▸ **PROBLEM**: Emit the data below verbatim, stripping out any pictures.

▸ **RAW DATA**:
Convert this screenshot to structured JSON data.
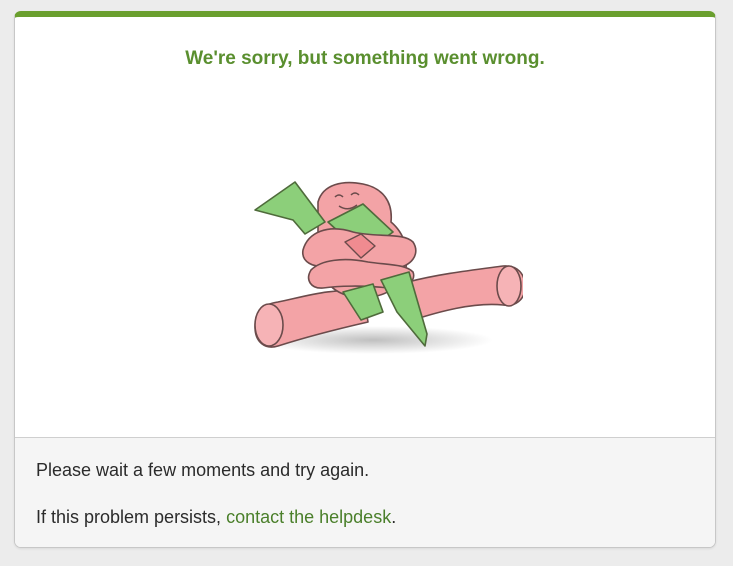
{
  "error": {
    "title": "We're sorry, but something went wrong.",
    "illustration_icon": "pink-creature-hugging-green-ribbon-icon",
    "message_wait": "Please wait a few moments and try again.",
    "message_persist_prefix": "If this problem persists, ",
    "helpdesk_link": "contact the helpdesk",
    "message_persist_suffix": "."
  },
  "colors": {
    "accent": "#6a9f2e",
    "title": "#5a8f2f",
    "link": "#4a7f2a",
    "footer_bg": "#f5f5f5",
    "page_bg": "#ececec"
  }
}
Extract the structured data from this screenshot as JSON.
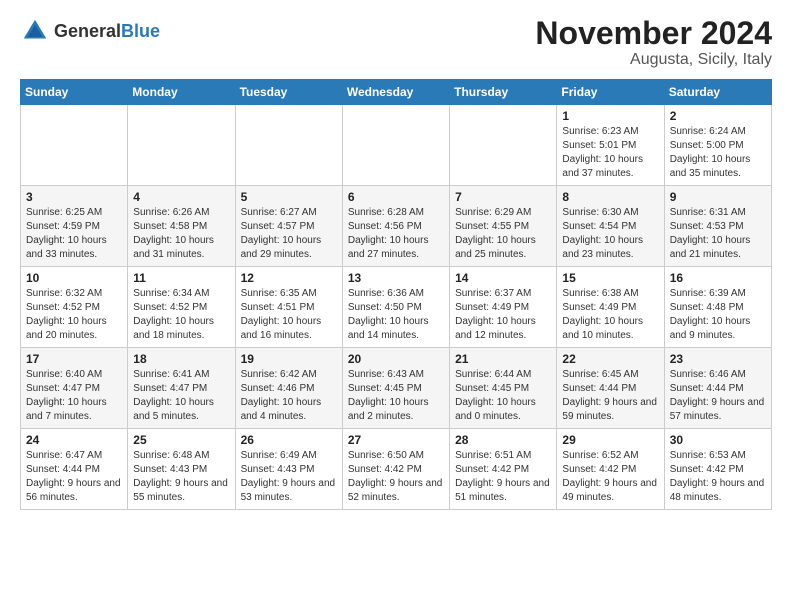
{
  "header": {
    "logo_general": "General",
    "logo_blue": "Blue",
    "month_title": "November 2024",
    "location": "Augusta, Sicily, Italy"
  },
  "weekdays": [
    "Sunday",
    "Monday",
    "Tuesday",
    "Wednesday",
    "Thursday",
    "Friday",
    "Saturday"
  ],
  "weeks": [
    [
      {
        "day": "",
        "info": ""
      },
      {
        "day": "",
        "info": ""
      },
      {
        "day": "",
        "info": ""
      },
      {
        "day": "",
        "info": ""
      },
      {
        "day": "",
        "info": ""
      },
      {
        "day": "1",
        "info": "Sunrise: 6:23 AM\nSunset: 5:01 PM\nDaylight: 10 hours and 37 minutes."
      },
      {
        "day": "2",
        "info": "Sunrise: 6:24 AM\nSunset: 5:00 PM\nDaylight: 10 hours and 35 minutes."
      }
    ],
    [
      {
        "day": "3",
        "info": "Sunrise: 6:25 AM\nSunset: 4:59 PM\nDaylight: 10 hours and 33 minutes."
      },
      {
        "day": "4",
        "info": "Sunrise: 6:26 AM\nSunset: 4:58 PM\nDaylight: 10 hours and 31 minutes."
      },
      {
        "day": "5",
        "info": "Sunrise: 6:27 AM\nSunset: 4:57 PM\nDaylight: 10 hours and 29 minutes."
      },
      {
        "day": "6",
        "info": "Sunrise: 6:28 AM\nSunset: 4:56 PM\nDaylight: 10 hours and 27 minutes."
      },
      {
        "day": "7",
        "info": "Sunrise: 6:29 AM\nSunset: 4:55 PM\nDaylight: 10 hours and 25 minutes."
      },
      {
        "day": "8",
        "info": "Sunrise: 6:30 AM\nSunset: 4:54 PM\nDaylight: 10 hours and 23 minutes."
      },
      {
        "day": "9",
        "info": "Sunrise: 6:31 AM\nSunset: 4:53 PM\nDaylight: 10 hours and 21 minutes."
      }
    ],
    [
      {
        "day": "10",
        "info": "Sunrise: 6:32 AM\nSunset: 4:52 PM\nDaylight: 10 hours and 20 minutes."
      },
      {
        "day": "11",
        "info": "Sunrise: 6:34 AM\nSunset: 4:52 PM\nDaylight: 10 hours and 18 minutes."
      },
      {
        "day": "12",
        "info": "Sunrise: 6:35 AM\nSunset: 4:51 PM\nDaylight: 10 hours and 16 minutes."
      },
      {
        "day": "13",
        "info": "Sunrise: 6:36 AM\nSunset: 4:50 PM\nDaylight: 10 hours and 14 minutes."
      },
      {
        "day": "14",
        "info": "Sunrise: 6:37 AM\nSunset: 4:49 PM\nDaylight: 10 hours and 12 minutes."
      },
      {
        "day": "15",
        "info": "Sunrise: 6:38 AM\nSunset: 4:49 PM\nDaylight: 10 hours and 10 minutes."
      },
      {
        "day": "16",
        "info": "Sunrise: 6:39 AM\nSunset: 4:48 PM\nDaylight: 10 hours and 9 minutes."
      }
    ],
    [
      {
        "day": "17",
        "info": "Sunrise: 6:40 AM\nSunset: 4:47 PM\nDaylight: 10 hours and 7 minutes."
      },
      {
        "day": "18",
        "info": "Sunrise: 6:41 AM\nSunset: 4:47 PM\nDaylight: 10 hours and 5 minutes."
      },
      {
        "day": "19",
        "info": "Sunrise: 6:42 AM\nSunset: 4:46 PM\nDaylight: 10 hours and 4 minutes."
      },
      {
        "day": "20",
        "info": "Sunrise: 6:43 AM\nSunset: 4:45 PM\nDaylight: 10 hours and 2 minutes."
      },
      {
        "day": "21",
        "info": "Sunrise: 6:44 AM\nSunset: 4:45 PM\nDaylight: 10 hours and 0 minutes."
      },
      {
        "day": "22",
        "info": "Sunrise: 6:45 AM\nSunset: 4:44 PM\nDaylight: 9 hours and 59 minutes."
      },
      {
        "day": "23",
        "info": "Sunrise: 6:46 AM\nSunset: 4:44 PM\nDaylight: 9 hours and 57 minutes."
      }
    ],
    [
      {
        "day": "24",
        "info": "Sunrise: 6:47 AM\nSunset: 4:44 PM\nDaylight: 9 hours and 56 minutes."
      },
      {
        "day": "25",
        "info": "Sunrise: 6:48 AM\nSunset: 4:43 PM\nDaylight: 9 hours and 55 minutes."
      },
      {
        "day": "26",
        "info": "Sunrise: 6:49 AM\nSunset: 4:43 PM\nDaylight: 9 hours and 53 minutes."
      },
      {
        "day": "27",
        "info": "Sunrise: 6:50 AM\nSunset: 4:42 PM\nDaylight: 9 hours and 52 minutes."
      },
      {
        "day": "28",
        "info": "Sunrise: 6:51 AM\nSunset: 4:42 PM\nDaylight: 9 hours and 51 minutes."
      },
      {
        "day": "29",
        "info": "Sunrise: 6:52 AM\nSunset: 4:42 PM\nDaylight: 9 hours and 49 minutes."
      },
      {
        "day": "30",
        "info": "Sunrise: 6:53 AM\nSunset: 4:42 PM\nDaylight: 9 hours and 48 minutes."
      }
    ]
  ]
}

▸ **WRITTEN ANSWER**:
Convert this screenshot to structured JSON data.
{
  "error": {
    "title": "We're sorry, but something went wrong.",
    "illustration_icon": "pink-creature-hugging-green-ribbon-icon",
    "message_wait": "Please wait a few moments and try again.",
    "message_persist_prefix": "If this problem persists, ",
    "helpdesk_link": "contact the helpdesk",
    "message_persist_suffix": "."
  },
  "colors": {
    "accent": "#6a9f2e",
    "title": "#5a8f2f",
    "link": "#4a7f2a",
    "footer_bg": "#f5f5f5",
    "page_bg": "#ececec"
  }
}
Extract the structured data from this screenshot as JSON.
{
  "header": {
    "logo_general": "General",
    "logo_blue": "Blue",
    "month_title": "November 2024",
    "location": "Augusta, Sicily, Italy"
  },
  "weekdays": [
    "Sunday",
    "Monday",
    "Tuesday",
    "Wednesday",
    "Thursday",
    "Friday",
    "Saturday"
  ],
  "weeks": [
    [
      {
        "day": "",
        "info": ""
      },
      {
        "day": "",
        "info": ""
      },
      {
        "day": "",
        "info": ""
      },
      {
        "day": "",
        "info": ""
      },
      {
        "day": "",
        "info": ""
      },
      {
        "day": "1",
        "info": "Sunrise: 6:23 AM\nSunset: 5:01 PM\nDaylight: 10 hours and 37 minutes."
      },
      {
        "day": "2",
        "info": "Sunrise: 6:24 AM\nSunset: 5:00 PM\nDaylight: 10 hours and 35 minutes."
      }
    ],
    [
      {
        "day": "3",
        "info": "Sunrise: 6:25 AM\nSunset: 4:59 PM\nDaylight: 10 hours and 33 minutes."
      },
      {
        "day": "4",
        "info": "Sunrise: 6:26 AM\nSunset: 4:58 PM\nDaylight: 10 hours and 31 minutes."
      },
      {
        "day": "5",
        "info": "Sunrise: 6:27 AM\nSunset: 4:57 PM\nDaylight: 10 hours and 29 minutes."
      },
      {
        "day": "6",
        "info": "Sunrise: 6:28 AM\nSunset: 4:56 PM\nDaylight: 10 hours and 27 minutes."
      },
      {
        "day": "7",
        "info": "Sunrise: 6:29 AM\nSunset: 4:55 PM\nDaylight: 10 hours and 25 minutes."
      },
      {
        "day": "8",
        "info": "Sunrise: 6:30 AM\nSunset: 4:54 PM\nDaylight: 10 hours and 23 minutes."
      },
      {
        "day": "9",
        "info": "Sunrise: 6:31 AM\nSunset: 4:53 PM\nDaylight: 10 hours and 21 minutes."
      }
    ],
    [
      {
        "day": "10",
        "info": "Sunrise: 6:32 AM\nSunset: 4:52 PM\nDaylight: 10 hours and 20 minutes."
      },
      {
        "day": "11",
        "info": "Sunrise: 6:34 AM\nSunset: 4:52 PM\nDaylight: 10 hours and 18 minutes."
      },
      {
        "day": "12",
        "info": "Sunrise: 6:35 AM\nSunset: 4:51 PM\nDaylight: 10 hours and 16 minutes."
      },
      {
        "day": "13",
        "info": "Sunrise: 6:36 AM\nSunset: 4:50 PM\nDaylight: 10 hours and 14 minutes."
      },
      {
        "day": "14",
        "info": "Sunrise: 6:37 AM\nSunset: 4:49 PM\nDaylight: 10 hours and 12 minutes."
      },
      {
        "day": "15",
        "info": "Sunrise: 6:38 AM\nSunset: 4:49 PM\nDaylight: 10 hours and 10 minutes."
      },
      {
        "day": "16",
        "info": "Sunrise: 6:39 AM\nSunset: 4:48 PM\nDaylight: 10 hours and 9 minutes."
      }
    ],
    [
      {
        "day": "17",
        "info": "Sunrise: 6:40 AM\nSunset: 4:47 PM\nDaylight: 10 hours and 7 minutes."
      },
      {
        "day": "18",
        "info": "Sunrise: 6:41 AM\nSunset: 4:47 PM\nDaylight: 10 hours and 5 minutes."
      },
      {
        "day": "19",
        "info": "Sunrise: 6:42 AM\nSunset: 4:46 PM\nDaylight: 10 hours and 4 minutes."
      },
      {
        "day": "20",
        "info": "Sunrise: 6:43 AM\nSunset: 4:45 PM\nDaylight: 10 hours and 2 minutes."
      },
      {
        "day": "21",
        "info": "Sunrise: 6:44 AM\nSunset: 4:45 PM\nDaylight: 10 hours and 0 minutes."
      },
      {
        "day": "22",
        "info": "Sunrise: 6:45 AM\nSunset: 4:44 PM\nDaylight: 9 hours and 59 minutes."
      },
      {
        "day": "23",
        "info": "Sunrise: 6:46 AM\nSunset: 4:44 PM\nDaylight: 9 hours and 57 minutes."
      }
    ],
    [
      {
        "day": "24",
        "info": "Sunrise: 6:47 AM\nSunset: 4:44 PM\nDaylight: 9 hours and 56 minutes."
      },
      {
        "day": "25",
        "info": "Sunrise: 6:48 AM\nSunset: 4:43 PM\nDaylight: 9 hours and 55 minutes."
      },
      {
        "day": "26",
        "info": "Sunrise: 6:49 AM\nSunset: 4:43 PM\nDaylight: 9 hours and 53 minutes."
      },
      {
        "day": "27",
        "info": "Sunrise: 6:50 AM\nSunset: 4:42 PM\nDaylight: 9 hours and 52 minutes."
      },
      {
        "day": "28",
        "info": "Sunrise: 6:51 AM\nSunset: 4:42 PM\nDaylight: 9 hours and 51 minutes."
      },
      {
        "day": "29",
        "info": "Sunrise: 6:52 AM\nSunset: 4:42 PM\nDaylight: 9 hours and 49 minutes."
      },
      {
        "day": "30",
        "info": "Sunrise: 6:53 AM\nSunset: 4:42 PM\nDaylight: 9 hours and 48 minutes."
      }
    ]
  ]
}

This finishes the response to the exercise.